The last five years show a significant emphasis on indigenisation with maximum acquisitions having been accorded in the 'buy-Indian' and the 'buy & make-Indian' category. In fact, 73 per cent of the contracts in the recent past have been signed with Indian companies. In terms of value, 55 per cent of the Army's modernisation budget has been spent on the indigenous industry. In the last two years 'buy Indian', 'buy & make Indian' and ‘ make Indian' schemes have risen from 73 per cent to 87 per cent of the total capital procurement schemes.
There was a time when there were few takers among the educated middle class for a career in the military. Do you think the situation has changed? What are your expectations from the Pay Commission?
I definitely see the situation to have changed. The Army is becoming an attractive career. The recommendations of 7th Pay Commission towards short service commission, once approved by the government, would make it more attractive.
The 7th CPC had submitted the report to the government on November 19. There are a few recommendations like grant of training allowance, simplification in procedure for claiming allowances, grant of extra work allowance, removal of conditionality of authorised married establishment [AME] for claiming HRA, etc, which are undoubtedly beneficial, particularly for the junior commissioned officers and other ranks. The overall pay hike recommended is in the range of 15 per cent to 17 per cent.
However, there are a few recommendations which are not considered satisfactory by the services and have been taken up with the raksha mantri. Foremost is the non-resolution of core anomalies of the 6th CPC, which has further accentuated the disparity created during the 6th CPC. Besides this, faulty pay matrix for defence forces leading to salary stagnation in many ranks, disparity in risk and hardship allowances and non-conducive formula for calculation of pensions are a few other concerns. We are sanguine that their concerns shall be positively addressed by the government.
What is the Army doing to improve its tooth-to-tail ratio as has been asked by the government?
I must tell you, this aspect, increasing tooth-to-tail ratio, has been our objective for nearly two decades. We have made significant achievements by enhancing our operational capabilities in multiple domains by optimising on existing manpower; dual tasking; and outsourcing initiatives wherever feasible. A quick back-of-envelope calculation would indicate that while there have been induction of many military platforms, weapons, equipment and systems, most of these have been absorbed without corresponding manpower accretions.
One must, however, appreciate that the necessity of 'boots on ground' in our security context limits our options for any further major reduction of manpower.
The IAF has opened its combat wings for women. When will the Army see lady combatants fighting in counter-insurgency and counter-terrorism operations?
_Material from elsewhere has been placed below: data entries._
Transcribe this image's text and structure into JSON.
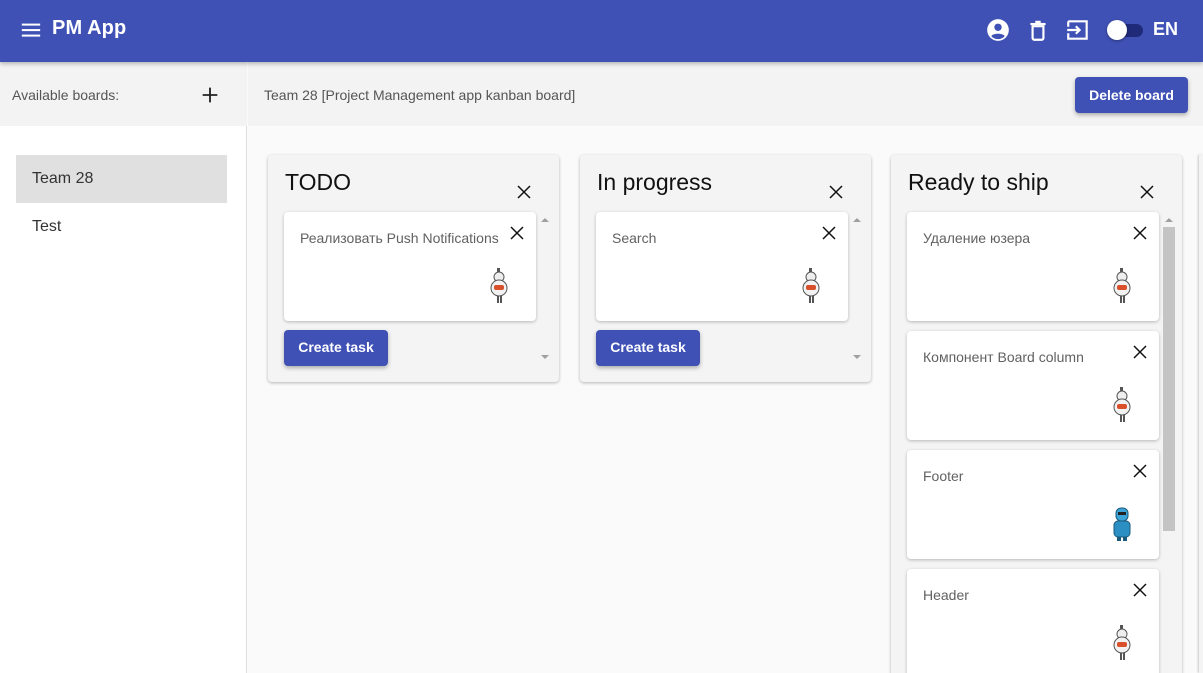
{
  "app": {
    "title": "PM App",
    "language": "EN"
  },
  "icons": {
    "menu": "menu-icon",
    "profile": "account-circle-icon",
    "trash": "trash-icon",
    "logout": "logout-icon",
    "add": "plus-icon",
    "close": "close-icon",
    "avatar": "user-avatar-icon"
  },
  "colors": {
    "primary": "#3f51b5",
    "active_board": "#e0e0e0",
    "theme_toggle_on": true
  },
  "sidebar": {
    "heading": "Available boards:",
    "boards": [
      {
        "label": "Team 28",
        "active": true
      },
      {
        "label": "Test",
        "active": false
      }
    ]
  },
  "board": {
    "title": "Team 28 [Project Management app kanban board]",
    "delete_label": "Delete board",
    "columns": [
      {
        "title": "TODO",
        "create_label": "Create task",
        "tasks": [
          {
            "title": "Реализовать Push Notifications",
            "avatar": "robot"
          }
        ]
      },
      {
        "title": "In progress",
        "create_label": "Create task",
        "tasks": [
          {
            "title": "Search",
            "avatar": "robot"
          }
        ]
      },
      {
        "title": "Ready to ship",
        "tasks": [
          {
            "title": "Удаление юзера",
            "avatar": "robot"
          },
          {
            "title": "Компонент Board column",
            "avatar": "robot"
          },
          {
            "title": "Footer",
            "avatar": "blue-robot"
          },
          {
            "title": "Header",
            "avatar": "robot"
          }
        ]
      }
    ]
  }
}
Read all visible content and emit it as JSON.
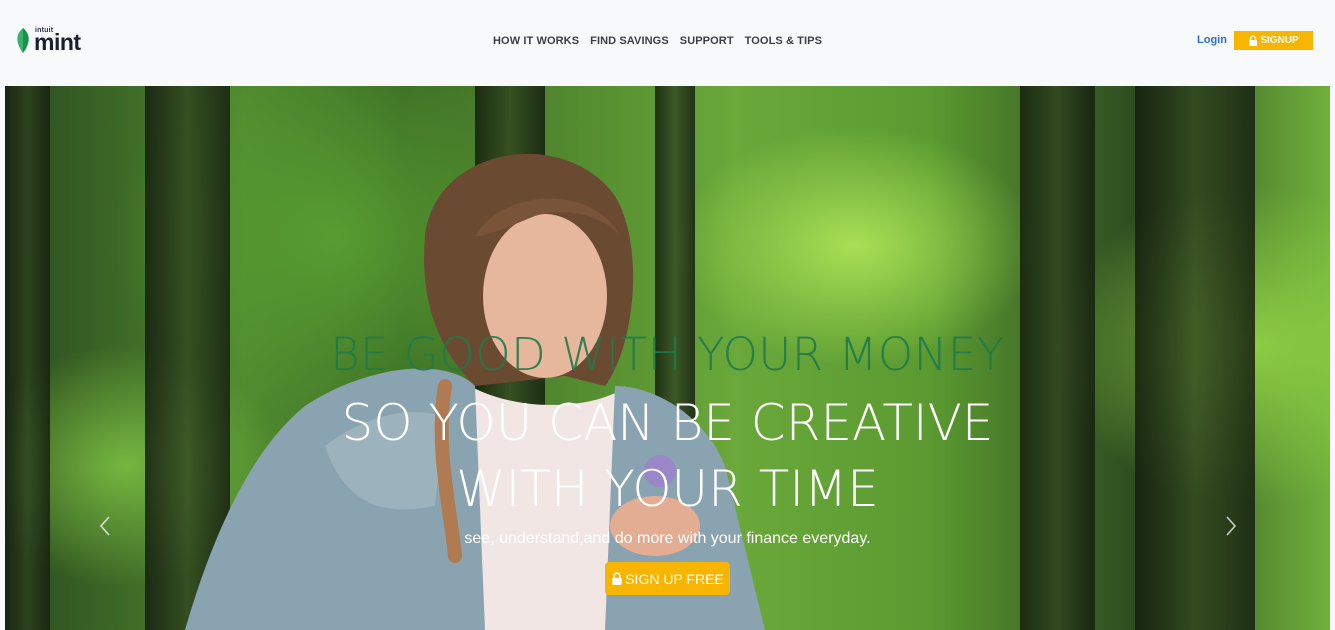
{
  "brand": {
    "top_text": "intuit",
    "name": "mint"
  },
  "nav": {
    "items": [
      {
        "label": "HOW IT WORKS"
      },
      {
        "label": "FIND SAVINGS"
      },
      {
        "label": "SUPPORT"
      },
      {
        "label": "TOOLS & TIPS"
      }
    ]
  },
  "auth": {
    "login_label": "Login",
    "signup_label": "SIGNUP"
  },
  "hero": {
    "headline_primary": "BE GOOD WITH YOUR MONEY",
    "headline_secondary_line1": "SO YOU CAN BE CREATIVE",
    "headline_secondary_line2": "WITH YOUR TIME",
    "subline": "see, understand,and do more with your finance everyday.",
    "cta_label": "SIGN UP FREE"
  },
  "icons": {
    "logo": "mint-leaf-icon",
    "lock": "lock-icon",
    "prev": "chevron-left-icon",
    "next": "chevron-right-icon"
  },
  "colors": {
    "accent": "#f7b500",
    "link": "#2b6fd6",
    "headline_green": "#1f7a4c",
    "header_bg": "#f8f9fb"
  }
}
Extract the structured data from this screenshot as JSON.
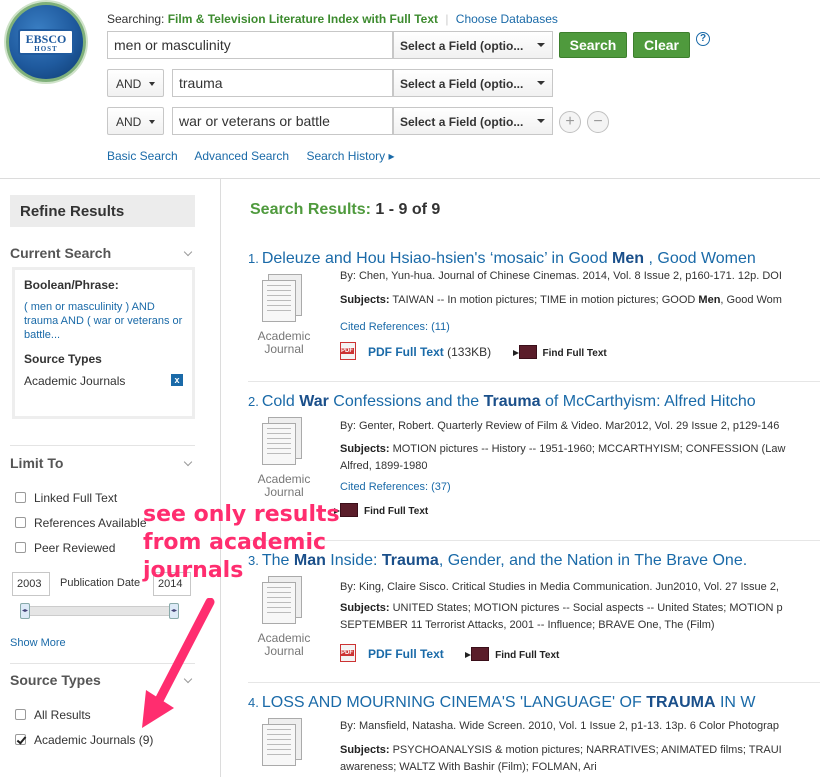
{
  "header": {
    "logo": {
      "top": "EBSCO",
      "bottom": "HOST"
    },
    "searching_label": "Searching:",
    "database": "Film & Television Literature Index with Full Text",
    "choose_databases": "Choose Databases",
    "rows": [
      {
        "operator": "",
        "query": "men or masculinity",
        "field": "Select a Field (optio..."
      },
      {
        "operator": "AND",
        "query": "trauma",
        "field": "Select a Field (optio..."
      },
      {
        "operator": "AND",
        "query": "war or veterans or battle",
        "field": "Select a Field (optio..."
      }
    ],
    "search_button": "Search",
    "clear_button": "Clear",
    "help": "?",
    "add_row": "+",
    "remove_row": "−",
    "links": {
      "basic": "Basic Search",
      "advanced": "Advanced Search",
      "history": "Search History ▸"
    }
  },
  "sidebar": {
    "refine_title": "Refine Results",
    "current_search": {
      "heading": "Current Search",
      "boolean_label": "Boolean/Phrase:",
      "query_text": "( men or masculinity ) AND trauma AND ( war or veterans or battle...",
      "source_types_label": "Source Types",
      "source_type_value": "Academic Journals",
      "remove": "x"
    },
    "limit_to": {
      "heading": "Limit To",
      "options": [
        {
          "label": "Linked Full Text",
          "checked": false
        },
        {
          "label": "References Available",
          "checked": false
        },
        {
          "label": "Peer Reviewed",
          "checked": false
        }
      ],
      "date_from": "2003",
      "date_to": "2014",
      "date_label": "Publication Date",
      "show_more": "Show More"
    },
    "source_types": {
      "heading": "Source Types",
      "options": [
        {
          "label": "All Results",
          "checked": false
        },
        {
          "label": "Academic Journals (9)",
          "checked": true
        }
      ]
    }
  },
  "annotation": {
    "line1": "see only results",
    "line2": "from academic",
    "line3": "journals",
    "color": "#ff2d6f"
  },
  "results": {
    "heading": "Search Results:",
    "count": "1 - 9 of 9",
    "items": [
      {
        "num": "1.",
        "title_parts": [
          "Deleuze and Hou Hsiao-hsien's ‘mosaic’ in Good ",
          "Men",
          " , Good Women"
        ],
        "byline": "By: Chen, Yun-hua. Journal of Chinese Cinemas. 2014, Vol. 8 Issue 2, p160-171. 12p. DOI",
        "subjects_label": "Subjects:",
        "subjects_parts": [
          " TAIWAN -- In motion pictures; TIME in motion pictures; GOOD ",
          "Men",
          ", Good Wom"
        ],
        "cited": "Cited References: (11)",
        "type": "Academic Journal",
        "pdf_label": "PDF Full Text",
        "pdf_size": "(133KB)",
        "find": "Find Full Text"
      },
      {
        "num": "2.",
        "title_parts": [
          "Cold ",
          "War",
          " Confessions and the ",
          "Trauma",
          " of McCarthyism: Alfred Hitcho"
        ],
        "byline": "By: Genter, Robert. Quarterly Review of Film & Video. Mar2012, Vol. 29 Issue 2, p129-146",
        "subjects_label": "Subjects:",
        "subjects_text": " MOTION pictures -- History -- 1951-1960; MCCARTHYISM; CONFESSION (Law",
        "subjects_line2": "Alfred, 1899-1980",
        "cited": "Cited References: (37)",
        "type": "Academic Journal",
        "find": "Find Full Text"
      },
      {
        "num": "3.",
        "title_parts": [
          "The ",
          "Man",
          " Inside: ",
          "Trauma",
          ", Gender, and the Nation in The Brave One."
        ],
        "byline": "By: King, Claire Sisco. Critical Studies in Media Communication. Jun2010, Vol. 27 Issue 2,",
        "subjects_label": "Subjects:",
        "subjects_text": " UNITED States; MOTION pictures -- Social aspects -- United States; MOTION p",
        "subjects_line2": "SEPTEMBER 11 Terrorist Attacks, 2001 -- Influence; BRAVE One, The (Film)",
        "type": "Academic Journal",
        "pdf_label": "PDF Full Text",
        "find": "Find Full Text"
      },
      {
        "num": "4.",
        "title_parts": [
          "LOSS AND MOURNING CINEMA'S 'LANGUAGE' OF ",
          "TRAUMA",
          " IN W"
        ],
        "byline": "By: Mansfield, Natasha. Wide Screen. 2010, Vol. 1 Issue 2, p1-13. 13p. 6 Color Photograp",
        "subjects_label": "Subjects:",
        "subjects_text": " PSYCHOANALYSIS & motion pictures; NARRATIVES; ANIMATED films; TRAUI",
        "subjects_line2": "awareness; WALTZ With Bashir (Film); FOLMAN, Ari"
      }
    ]
  }
}
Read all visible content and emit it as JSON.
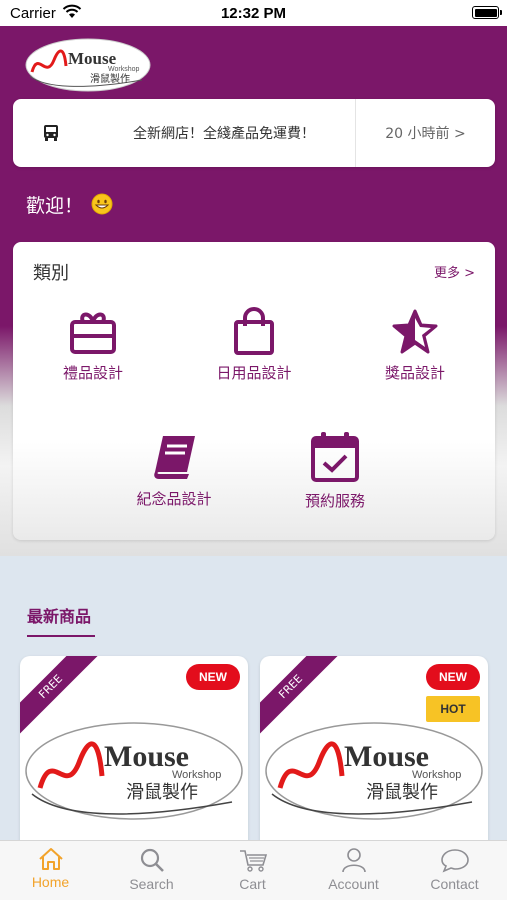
{
  "status_bar": {
    "carrier": "Carrier",
    "time": "12:32 PM"
  },
  "logo": {
    "brand": "Mouse",
    "sub": "Workshop",
    "chinese": "滑鼠製作"
  },
  "notice": {
    "icon": "bus-icon",
    "text": "全新網店！全綫產品免運費！",
    "time": "20 小時前 >"
  },
  "welcome": {
    "text": "歡迎！"
  },
  "categories": {
    "title": "類別",
    "more": "更多 >",
    "items": [
      {
        "label": "禮品設計",
        "icon": "gift-icon"
      },
      {
        "label": "日用品設計",
        "icon": "shopping-bag-icon"
      },
      {
        "label": "獎品設計",
        "icon": "star-icon"
      },
      {
        "label": "紀念品設計",
        "icon": "book-icon"
      },
      {
        "label": "預約服務",
        "icon": "calendar-check-icon"
      }
    ]
  },
  "new_products": {
    "title": "最新商品",
    "items": [
      {
        "ribbon": "FREE",
        "badge": "NEW"
      },
      {
        "ribbon": "FREE",
        "badge": "NEW",
        "badge2": "HOT"
      }
    ]
  },
  "tabbar": {
    "active": "Home",
    "tabs": [
      {
        "label": "Home",
        "icon": "home-icon"
      },
      {
        "label": "Search",
        "icon": "search-icon"
      },
      {
        "label": "Cart",
        "icon": "cart-icon"
      },
      {
        "label": "Account",
        "icon": "account-icon"
      },
      {
        "label": "Contact",
        "icon": "chat-icon"
      }
    ]
  },
  "colors": {
    "brand_purple": "#7b1769",
    "tab_active": "#f2a32b",
    "badge_red": "#e30d1c",
    "badge_yellow": "#f7c325"
  }
}
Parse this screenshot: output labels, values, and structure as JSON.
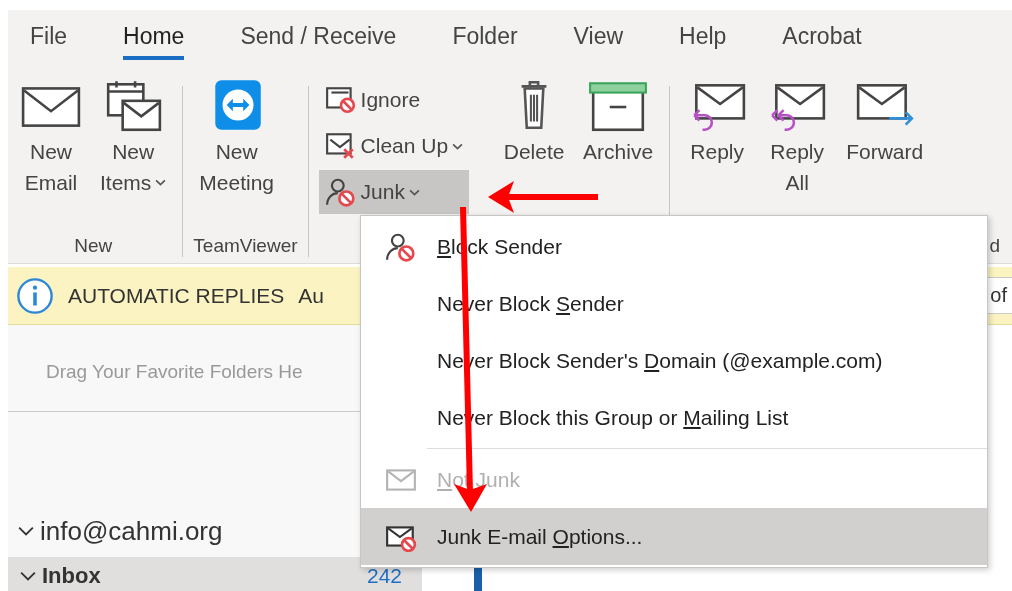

The Army believes in providing equal opportunities to all officers irrespective of their gender. However, enhancing scope of employment of women officers will have to be a phased and regulated process. At present permanent commission is being granted to women officers in AMC [Army Medical Corps] and MNS [Military Nursing Service] and the same has also been extended to AEC [Army Engineering Corps] and JAG [Judge Advocate-General]. As a next step, we are looking to grant permanent commission to women officers in eight other technical services and combat support arms with modified terms and conditions of service. A proposal to this effect is already under consideration of the government.
Induction of women officers in combat arms may be considered a subsequent step based on experiences gained during their absorption in combat support arms, operational requirements, state of infrastructure in forward areas and prevailing operational conditions along disputed borders and volatile insurgency-prone areas.